First, introduce your standard package, which covers all the services you’ve talked about in your proposal. Then give the client two other options to choose from: a pared-down, less expensive package, and a deluxe package that involves a few extra services. Make sure to include a detailed breakdown of exactly what you’re charging for.
10. Terms and conditions
In any new working arrangement, it’s best if everyone knows what to expect up front. Include a terms and conditions section in your proposal that covers all the details the client needs to know before working with you. Lay out your ground rules and expectations, including when and how payments will be made, when work is due, how work will be delivered, and any responsibilities the client has during your partnership. Don’t be afraid to get in-depth – it’s better to include too many details than to have a conflict later over something you didn’t spell out.
11. Case studies or testimonials
Close out your proposal with some examples of what your agency has done for other businesses. If you’ve worked with large or well-known companies, see if you can use them as examples. The name recognition factor will build trust with new clients. Include as many details as you can in your case studies (with the permission of the client involved, of course). Don’t just say you helped a client; prove it with numbers, statistics, and graphs. If you have testimonials from happy clients, you can also include them in this section.
12. Call to action
Don’t forget the call to action at the end of your proposal! Including one can make a big difference in how many clients actually follow up with you. Encourage the client to contact you right away so you can get started.
General Tips for Writing a SEO Proposal
First and foremost, personalize all your SEO proposals. It’s okay to use a template for the overall structure of the proposal, but the content in each section of the proposal should be personalized for every client. It’s usually obvious when a proposal has been copy-and-pasted, and while that approach might save you some time, it won’t impress customers. Remember, your potential clients are probably considering other agencies besides your own, and tailoring your proposals is a powerful way to stand out from the competition.
Appearances matter, so pay close attention to your formatting. If your proposal looks cheap, clients will get a negative impression of your agency, regardless of how well-written the proposal itself is. Aim for an organized, elegant layout, and incorporate plenty of white space on each page – this will help you avoid the “wall of text” effect.
Your client probably isn’t an SEO expert, so make your writing as clear and easy to follow as possible.

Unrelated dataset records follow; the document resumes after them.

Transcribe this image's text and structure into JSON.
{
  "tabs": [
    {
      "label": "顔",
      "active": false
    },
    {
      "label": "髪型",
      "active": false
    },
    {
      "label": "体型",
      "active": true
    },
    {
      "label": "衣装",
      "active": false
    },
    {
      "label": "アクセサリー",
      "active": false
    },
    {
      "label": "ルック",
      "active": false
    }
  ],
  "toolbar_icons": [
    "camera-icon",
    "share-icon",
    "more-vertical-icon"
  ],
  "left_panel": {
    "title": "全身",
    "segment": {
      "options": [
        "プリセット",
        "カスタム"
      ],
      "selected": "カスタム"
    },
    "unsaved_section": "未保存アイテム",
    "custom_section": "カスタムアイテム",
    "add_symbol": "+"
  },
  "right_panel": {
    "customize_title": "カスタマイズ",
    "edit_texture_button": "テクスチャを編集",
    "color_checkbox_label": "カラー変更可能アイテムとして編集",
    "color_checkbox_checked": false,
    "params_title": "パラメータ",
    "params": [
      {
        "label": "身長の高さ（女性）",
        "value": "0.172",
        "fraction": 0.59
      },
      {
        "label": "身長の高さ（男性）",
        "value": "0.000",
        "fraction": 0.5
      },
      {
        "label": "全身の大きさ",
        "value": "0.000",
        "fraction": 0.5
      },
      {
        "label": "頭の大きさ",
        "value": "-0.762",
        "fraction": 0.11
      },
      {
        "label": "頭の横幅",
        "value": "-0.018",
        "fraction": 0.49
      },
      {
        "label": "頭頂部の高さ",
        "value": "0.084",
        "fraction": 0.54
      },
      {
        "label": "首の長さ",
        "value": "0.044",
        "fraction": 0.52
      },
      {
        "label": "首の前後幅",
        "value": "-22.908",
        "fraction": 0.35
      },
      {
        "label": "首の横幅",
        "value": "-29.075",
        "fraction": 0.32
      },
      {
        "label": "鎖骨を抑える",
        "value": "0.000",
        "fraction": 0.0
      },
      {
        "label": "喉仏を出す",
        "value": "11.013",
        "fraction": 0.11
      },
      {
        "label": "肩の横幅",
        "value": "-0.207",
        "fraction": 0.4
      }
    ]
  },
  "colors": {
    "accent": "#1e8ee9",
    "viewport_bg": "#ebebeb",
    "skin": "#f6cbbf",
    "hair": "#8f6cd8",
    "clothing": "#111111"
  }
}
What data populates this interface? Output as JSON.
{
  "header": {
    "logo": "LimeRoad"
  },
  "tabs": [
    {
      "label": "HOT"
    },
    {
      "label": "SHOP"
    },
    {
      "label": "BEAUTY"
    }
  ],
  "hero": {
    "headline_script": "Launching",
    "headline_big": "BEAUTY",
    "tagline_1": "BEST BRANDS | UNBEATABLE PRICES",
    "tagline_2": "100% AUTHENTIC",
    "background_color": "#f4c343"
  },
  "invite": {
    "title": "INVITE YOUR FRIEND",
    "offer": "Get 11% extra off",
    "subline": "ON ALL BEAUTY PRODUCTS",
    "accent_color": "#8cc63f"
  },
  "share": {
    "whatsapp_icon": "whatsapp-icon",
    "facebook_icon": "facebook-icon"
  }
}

Use a professional but down-to-earth tone, and avoid using too much technical language where you can avoid it. If you get stuck, think about how you would explain something to the client in person.
There are some great tools available for creating, sending, and signing SEO proposals. Proposify is one tool that offers a customizable template, making it easy to build personalized proposals for a wide variety of clients. Docusign is another tool that lets you send and sign documents digitally.
Proposify helps you streamline proposal creation with customizable templates.
Docusign gives you and your clients an easy way to send and sign paperwork.
Mastering the art of writing a killer SEO proposal is well worth the time and effort it takes. You’ll land more clients when all your proposals are personal, detailed, and well-thought-out. If you want to start improving your SEO proposals today, the key things to focus on include addressing each client’s pain points, making a strong case for why you can make the client’s life easier, and building trust so the client feels more comfortable committing to a working partnership.
Written by Joe Kindness
Joe is the CEO of AgencyAnalytics, but often spends his day programming, designing or executing marketing tasks. And like most Canadians, he can be found playing or watching hockey!